### Task input
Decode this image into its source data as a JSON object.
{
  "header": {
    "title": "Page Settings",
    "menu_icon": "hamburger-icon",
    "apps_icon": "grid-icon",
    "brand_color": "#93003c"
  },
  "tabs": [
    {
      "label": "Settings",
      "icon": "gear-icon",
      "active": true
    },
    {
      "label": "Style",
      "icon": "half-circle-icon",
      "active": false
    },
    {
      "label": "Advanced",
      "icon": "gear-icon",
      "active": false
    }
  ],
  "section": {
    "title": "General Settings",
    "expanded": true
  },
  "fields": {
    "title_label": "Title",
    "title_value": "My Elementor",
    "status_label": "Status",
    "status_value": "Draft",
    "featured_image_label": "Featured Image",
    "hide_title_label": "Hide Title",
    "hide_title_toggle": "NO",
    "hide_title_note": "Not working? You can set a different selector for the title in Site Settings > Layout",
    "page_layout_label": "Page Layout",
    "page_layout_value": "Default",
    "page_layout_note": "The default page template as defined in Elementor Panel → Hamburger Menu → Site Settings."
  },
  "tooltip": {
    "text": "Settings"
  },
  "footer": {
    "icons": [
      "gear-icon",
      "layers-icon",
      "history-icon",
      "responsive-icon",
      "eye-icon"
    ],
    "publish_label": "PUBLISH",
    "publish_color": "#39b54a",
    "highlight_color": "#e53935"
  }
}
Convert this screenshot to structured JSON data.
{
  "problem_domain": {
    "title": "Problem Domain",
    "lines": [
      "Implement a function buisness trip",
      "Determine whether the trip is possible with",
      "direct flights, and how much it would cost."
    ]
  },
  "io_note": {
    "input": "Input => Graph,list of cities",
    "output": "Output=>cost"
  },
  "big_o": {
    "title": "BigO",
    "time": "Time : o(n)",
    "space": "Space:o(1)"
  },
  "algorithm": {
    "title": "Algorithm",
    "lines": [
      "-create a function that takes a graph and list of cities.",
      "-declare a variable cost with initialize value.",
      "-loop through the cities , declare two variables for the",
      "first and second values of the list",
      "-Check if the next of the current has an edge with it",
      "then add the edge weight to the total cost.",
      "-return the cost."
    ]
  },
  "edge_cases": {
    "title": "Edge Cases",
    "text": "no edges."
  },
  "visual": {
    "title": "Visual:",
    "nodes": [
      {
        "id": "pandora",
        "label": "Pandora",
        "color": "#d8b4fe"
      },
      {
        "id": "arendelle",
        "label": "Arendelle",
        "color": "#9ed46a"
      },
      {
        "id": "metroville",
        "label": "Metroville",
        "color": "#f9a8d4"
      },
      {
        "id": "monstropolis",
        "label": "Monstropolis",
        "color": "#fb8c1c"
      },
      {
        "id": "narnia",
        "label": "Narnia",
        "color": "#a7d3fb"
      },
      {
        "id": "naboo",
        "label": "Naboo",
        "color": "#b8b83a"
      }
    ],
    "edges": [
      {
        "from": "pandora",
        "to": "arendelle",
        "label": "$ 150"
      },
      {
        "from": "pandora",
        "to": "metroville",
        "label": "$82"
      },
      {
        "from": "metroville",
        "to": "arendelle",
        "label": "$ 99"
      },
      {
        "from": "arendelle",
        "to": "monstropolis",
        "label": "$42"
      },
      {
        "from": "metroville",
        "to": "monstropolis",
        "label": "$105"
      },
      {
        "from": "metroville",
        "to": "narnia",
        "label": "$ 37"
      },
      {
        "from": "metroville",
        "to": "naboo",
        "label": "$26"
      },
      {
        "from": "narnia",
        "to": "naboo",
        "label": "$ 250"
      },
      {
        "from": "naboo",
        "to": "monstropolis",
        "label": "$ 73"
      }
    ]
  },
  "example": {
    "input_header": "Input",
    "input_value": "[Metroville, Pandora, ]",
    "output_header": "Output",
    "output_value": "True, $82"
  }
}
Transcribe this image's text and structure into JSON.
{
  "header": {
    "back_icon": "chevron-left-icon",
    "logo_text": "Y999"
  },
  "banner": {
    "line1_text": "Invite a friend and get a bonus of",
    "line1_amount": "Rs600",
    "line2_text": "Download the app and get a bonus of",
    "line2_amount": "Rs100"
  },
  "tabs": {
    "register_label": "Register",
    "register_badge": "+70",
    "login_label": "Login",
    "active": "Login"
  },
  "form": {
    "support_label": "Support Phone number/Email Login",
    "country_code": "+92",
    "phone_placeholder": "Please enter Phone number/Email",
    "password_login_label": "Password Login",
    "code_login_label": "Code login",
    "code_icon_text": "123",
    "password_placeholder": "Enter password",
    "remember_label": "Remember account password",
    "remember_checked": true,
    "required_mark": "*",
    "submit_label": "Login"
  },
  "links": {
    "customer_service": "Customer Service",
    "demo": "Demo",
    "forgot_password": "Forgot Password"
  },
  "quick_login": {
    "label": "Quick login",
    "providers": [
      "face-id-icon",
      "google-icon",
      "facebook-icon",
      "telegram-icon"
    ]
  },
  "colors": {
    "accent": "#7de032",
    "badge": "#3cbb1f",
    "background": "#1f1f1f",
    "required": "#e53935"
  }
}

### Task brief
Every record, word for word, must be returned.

### Your solution
Decode this image into its source data as a JSON object.
{
  "header": {
    "title": "Page Settings",
    "menu_icon": "hamburger-icon",
    "apps_icon": "grid-icon",
    "brand_color": "#93003c"
  },
  "tabs": [
    {
      "label": "Settings",
      "icon": "gear-icon",
      "active": true
    },
    {
      "label": "Style",
      "icon": "half-circle-icon",
      "active": false
    },
    {
      "label": "Advanced",
      "icon": "gear-icon",
      "active": false
    }
  ],
  "section": {
    "title": "General Settings",
    "expanded": true
  },
  "fields": {
    "title_label": "Title",
    "title_value": "My Elementor",
    "status_label": "Status",
    "status_value": "Draft",
    "featured_image_label": "Featured Image",
    "hide_title_label": "Hide Title",
    "hide_title_toggle": "NO",
    "hide_title_note": "Not working? You can set a different selector for the title in Site Settings > Layout",
    "page_layout_label": "Page Layout",
    "page_layout_value": "Default",
    "page_layout_note": "The default page template as defined in Elementor Panel → Hamburger Menu → Site Settings."
  },
  "tooltip": {
    "text": "Settings"
  },
  "footer": {
    "icons": [
      "gear-icon",
      "layers-icon",
      "history-icon",
      "responsive-icon",
      "eye-icon"
    ],
    "publish_label": "PUBLISH",
    "publish_color": "#39b54a",
    "highlight_color": "#e53935"
  }
}
Convert this screenshot to structured JSON data.
{
  "problem_domain": {
    "title": "Problem Domain",
    "lines": [
      "Implement a function buisness trip",
      "Determine whether the trip is possible with",
      "direct flights, and how much it would cost."
    ]
  },
  "io_note": {
    "input": "Input => Graph,list of cities",
    "output": "Output=>cost"
  },
  "big_o": {
    "title": "BigO",
    "time": "Time : o(n)",
    "space": "Space:o(1)"
  },
  "algorithm": {
    "title": "Algorithm",
    "lines": [
      "-create a function that takes a graph and list of cities.",
      "-declare a variable cost with initialize value.",
      "-loop through the cities , declare two variables for the",
      "first and second values of the list",
      "-Check if the next of the current has an edge with it",
      "then add the edge weight to the total cost.",
      "-return the cost."
    ]
  },
  "edge_cases": {
    "title": "Edge Cases",
    "text": "no edges."
  },
  "visual": {
    "title": "Visual:",
    "nodes": [
      {
        "id": "pandora",
        "label": "Pandora",
        "color": "#d8b4fe"
      },
      {
        "id": "arendelle",
        "label": "Arendelle",
        "color": "#9ed46a"
      },
      {
        "id": "metroville",
        "label": "Metroville",
        "color": "#f9a8d4"
      },
      {
        "id": "monstropolis",
        "label": "Monstropolis",
        "color": "#fb8c1c"
      },
      {
        "id": "narnia",
        "label": "Narnia",
        "color": "#a7d3fb"
      },
      {
        "id": "naboo",
        "label": "Naboo",
        "color": "#b8b83a"
      }
    ],
    "edges": [
      {
        "from": "pandora",
        "to": "arendelle",
        "label": "$ 150"
      },
      {
        "from": "pandora",
        "to": "metroville",
        "label": "$82"
      },
      {
        "from": "metroville",
        "to": "arendelle",
        "label": "$ 99"
      },
      {
        "from": "arendelle",
        "to": "monstropolis",
        "label": "$42"
      },
      {
        "from": "metroville",
        "to": "monstropolis",
        "label": "$105"
      },
      {
        "from": "metroville",
        "to": "narnia",
        "label": "$ 37"
      },
      {
        "from": "metroville",
        "to": "naboo",
        "label": "$26"
      },
      {
        "from": "narnia",
        "to": "naboo",
        "label": "$ 250"
      },
      {
        "from": "naboo",
        "to": "monstropolis",
        "label": "$ 73"
      }
    ]
  },
  "example": {
    "input_header": "Input",
    "input_value": "[Metroville, Pandora, ]",
    "output_header": "Output",
    "output_value": "True, $82"
  }
}
Transcribe this image's text and structure into JSON.
{
  "header": {
    "back_icon": "chevron-left-icon",
    "logo_text": "Y999"
  },
  "banner": {
    "line1_text": "Invite a friend and get a bonus of",
    "line1_amount": "Rs600",
    "line2_text": "Download the app and get a bonus of",
    "line2_amount": "Rs100"
  },
  "tabs": {
    "register_label": "Register",
    "register_badge": "+70",
    "login_label": "Login",
    "active": "Login"
  },
  "form": {
    "support_label": "Support Phone number/Email Login",
    "country_code": "+92",
    "phone_placeholder": "Please enter Phone number/Email",
    "password_login_label": "Password Login",
    "code_login_label": "Code login",
    "code_icon_text": "123",
    "password_placeholder": "Enter password",
    "remember_label": "Remember account password",
    "remember_checked": true,
    "required_mark": "*",
    "submit_label": "Login"
  },
  "links": {
    "customer_service": "Customer Service",
    "demo": "Demo",
    "forgot_password": "Forgot Password"
  },
  "quick_login": {
    "label": "Quick login",
    "providers": [
      "face-id-icon",
      "google-icon",
      "facebook-icon",
      "telegram-icon"
    ]
  },
  "colors": {
    "accent": "#7de032",
    "badge": "#3cbb1f",
    "background": "#1f1f1f",
    "required": "#e53935"
  }
}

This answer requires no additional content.